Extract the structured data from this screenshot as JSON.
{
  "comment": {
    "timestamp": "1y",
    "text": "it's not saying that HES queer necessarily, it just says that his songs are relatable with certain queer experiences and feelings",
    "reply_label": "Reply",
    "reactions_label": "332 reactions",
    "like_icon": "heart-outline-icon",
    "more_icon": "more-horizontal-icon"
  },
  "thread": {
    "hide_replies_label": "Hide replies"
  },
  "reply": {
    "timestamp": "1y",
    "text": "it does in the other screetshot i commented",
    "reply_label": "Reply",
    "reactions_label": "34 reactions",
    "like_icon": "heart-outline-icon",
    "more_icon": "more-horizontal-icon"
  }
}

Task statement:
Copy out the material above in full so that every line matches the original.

Task output:
Extract the structured data from this screenshot as JSON.
{
  "comment": {
    "timestamp": "1y",
    "text": "it's not saying that HES queer necessarily, it just says that his songs are relatable with certain queer experiences and feelings",
    "reply_label": "Reply",
    "reactions_label": "332 reactions",
    "like_icon": "heart-outline-icon",
    "more_icon": "more-horizontal-icon"
  },
  "thread": {
    "hide_replies_label": "Hide replies"
  },
  "reply": {
    "timestamp": "1y",
    "text": "it does in the other screetshot i commented",
    "reply_label": "Reply",
    "reactions_label": "34 reactions",
    "like_icon": "heart-outline-icon",
    "more_icon": "more-horizontal-icon"
  }
}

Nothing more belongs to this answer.